Members of the politburo felt Peiyi’s face was a bit chubby and her teeth slightly crooked, so she was substituted at the last minute. Never mind that she sang like an angel.
That was a serious PR blunder. Giving cosmetic surgery to its opening ceremony has made the Games’ organizers a laughing stock. Now the wow factor has gone. For that stunning creation which had the world drooling is revealed to be a fake — full of collagen lips, breast implants and a botox forehead.
In their desperate quest for perfection, the Beijing authorities have instead left themselves open to ridicule.
There are other signs that de Coubertin’s much-quoted ideal does not have a Chinese equivalent. Or perhaps the message has been lost in translation.
We discover that the Chinese judges at the double trap final yesterday caved in to crowd pressure and awarded points to the Chinese shooter, Hu Binyuan, when he clearly missed his clay targets on three occasions — or so claimed Australian shooter Russell Mark, who was competing in the same event. Thanks to the judges’ generosity, Binyuan took home a bronze medal, when he should have finished fourth or fifth.

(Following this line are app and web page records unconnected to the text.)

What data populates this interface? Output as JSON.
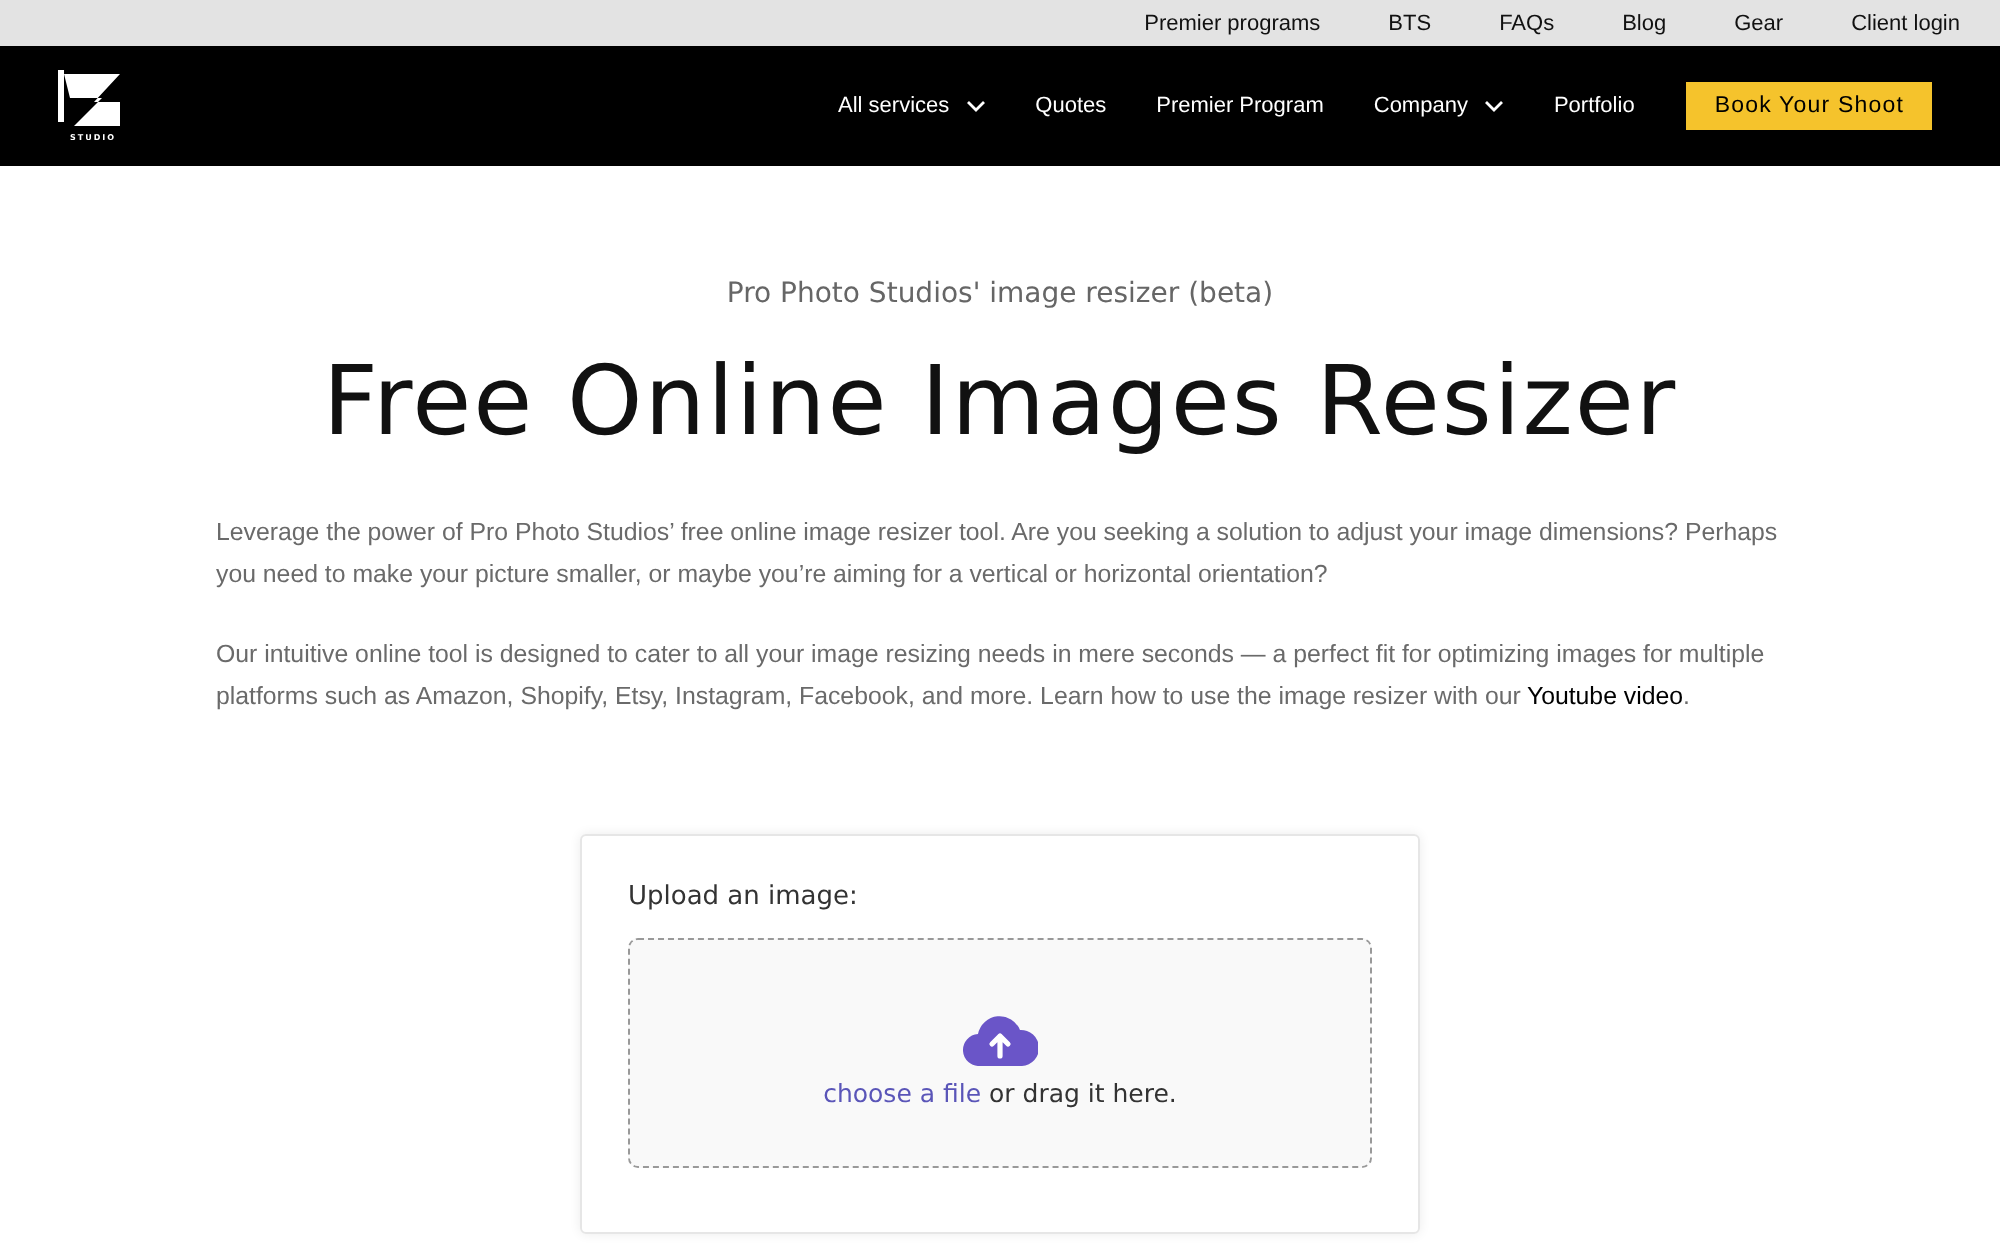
{
  "top_links": [
    "Premier programs",
    "BTS",
    "FAQs",
    "Blog",
    "Gear",
    "Client login"
  ],
  "logo": {
    "text": "STUDIO"
  },
  "nav": [
    {
      "label": "All services",
      "dropdown": true
    },
    {
      "label": "Quotes",
      "dropdown": false
    },
    {
      "label": "Premier Program",
      "dropdown": false
    },
    {
      "label": "Company",
      "dropdown": true
    },
    {
      "label": "Portfolio",
      "dropdown": false
    }
  ],
  "cta": "Book Your Shoot",
  "subtitle": "Pro Photo Studios' image resizer (beta)",
  "title": "Free Online Images Resizer",
  "paragraphs": [
    {
      "text": "Leverage the power of Pro Photo Studios’ free online image resizer tool. Are you seeking a solution to adjust your image dimensions? Perhaps you need to make your picture smaller, or maybe you’re aiming for a vertical or horizontal orientation?"
    },
    {
      "text": "Our intuitive online tool is designed to cater to all your image resizing needs in mere seconds — a perfect fit for optimizing images for multiple platforms such as Amazon, Shopify, Etsy, Instagram, Facebook, and more.  Learn how to use the image resizer with our",
      "link": "Youtube video",
      "after": "."
    }
  ],
  "upload": {
    "label": "Upload an image:",
    "link": "choose a file",
    "rest": "or drag it here."
  }
}
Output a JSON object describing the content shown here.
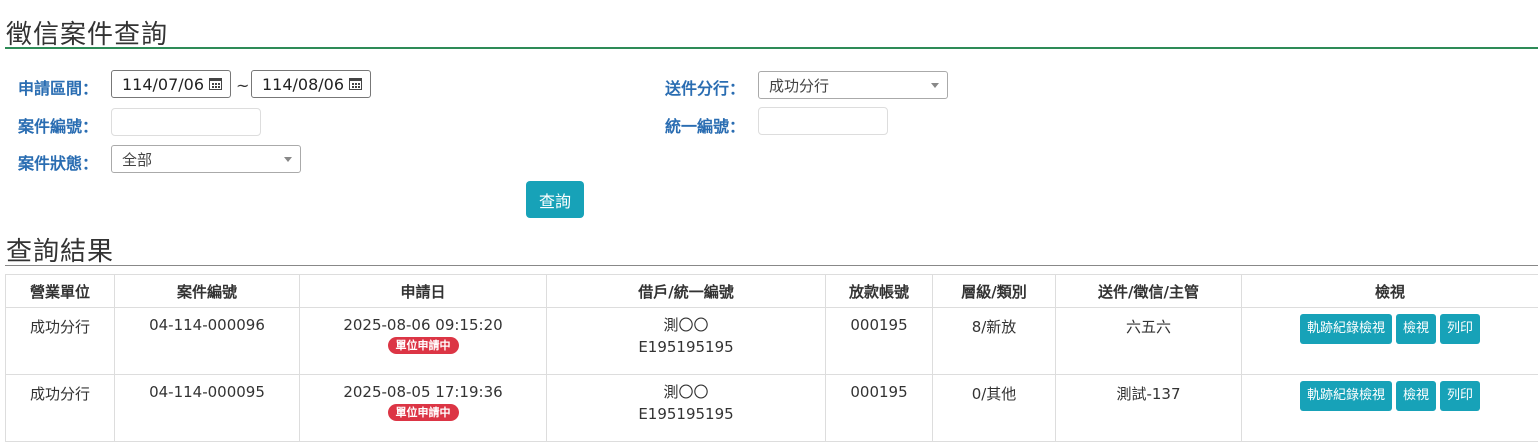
{
  "page": {
    "title": "徵信案件查詢"
  },
  "form": {
    "apply_period_label": "申請區間：",
    "date_from": "114/07/06",
    "date_separator": "~",
    "date_to": "114/08/06",
    "send_branch_label": "送件分行：",
    "send_branch_value": "成功分行",
    "case_no_label": "案件編號：",
    "case_no_value": "",
    "tax_id_label": "統一編號：",
    "tax_id_value": "",
    "status_label": "案件狀態：",
    "status_value": "全部",
    "query_button": "查詢"
  },
  "results": {
    "title": "查詢結果",
    "headers": [
      "營業單位",
      "案件編號",
      "申請日",
      "借戶/統一編號",
      "放款帳號",
      "層級/類別",
      "送件/徵信/主管",
      "檢視"
    ],
    "rows": [
      {
        "unit": "成功分行",
        "case_no": "04-114-000096",
        "apply_date": "2025-08-06 09:15:20",
        "badge": "單位申請中",
        "borrower": "測〇〇",
        "tax_id": "E195195195",
        "loan_account": "000195",
        "level_category": "8/新放",
        "staff": "六五六",
        "actions": [
          "軌跡紀錄檢視",
          "檢視",
          "列印"
        ]
      },
      {
        "unit": "成功分行",
        "case_no": "04-114-000095",
        "apply_date": "2025-08-05 17:19:36",
        "badge": "單位申請中",
        "borrower": "測〇〇",
        "tax_id": "E195195195",
        "loan_account": "000195",
        "level_category": "0/其他",
        "staff": "測試-137",
        "actions": [
          "軌跡紀錄檢視",
          "檢視",
          "列印"
        ]
      }
    ]
  },
  "colors": {
    "accent": "#17a2b8",
    "label": "#2a6db2",
    "badge": "#dc3545",
    "rule": "#2e8b57"
  }
}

There are echoes here of the infamous middleweight final at the Seoul Olympics in 1988 between Park Si-hun, a local hero, and Roy Jones Jr, the brilliant young American who went on to become one of the sport’s greats. In the final, Jones gave a boxing masterclass, recording 86 hits — against Park’s 32 — yet it was the Korean’s hand that was raised after the final bell in a decision that has been described as the worst in the history of amateur boxing.
Before that, at the Moscow Games in 1980, there were allegations that giant doors at the end of the main stadium were opened when Russian throwers were about to hurl their javelins. The ensuing gusts of wind were said to carry the javelins several metres further. The Russians, led by Dainis Kula, won gold, silver and narrowly missed out on bronze in the men’s event.
So the message is clear: once politburos and politicians get involved in Olympic Games, look out. Things are never going to turn out well.
To add to those glitches, there is the issue of those empty seats at the swimming which have supposedly been reserved for corporates. But the corporates are up in the dining room gnawing on their Peking duck and showing scant interest in all that flailing going on down in the pool. As a result, the parents of international swimmers are locked outside and reduced to watching the action on television, or begging for tickets.
Tight security is one thing; complete overkill is another. And, on that theme, did we really need to see members of the People’s Liberation Army goose-stepping their way through a section of the opening ceremony?
So here’s a message to the Chinese authorities — on a website which is bound to feature on their international blacklist, along with the BBC, CNN and the Free Tibet homepage — chill out, get a life and don’t be such tragic wannabes.
As Confucius might have said: Better to compete honestly and finish fourth, than cheat and win. Then you look like complete prat.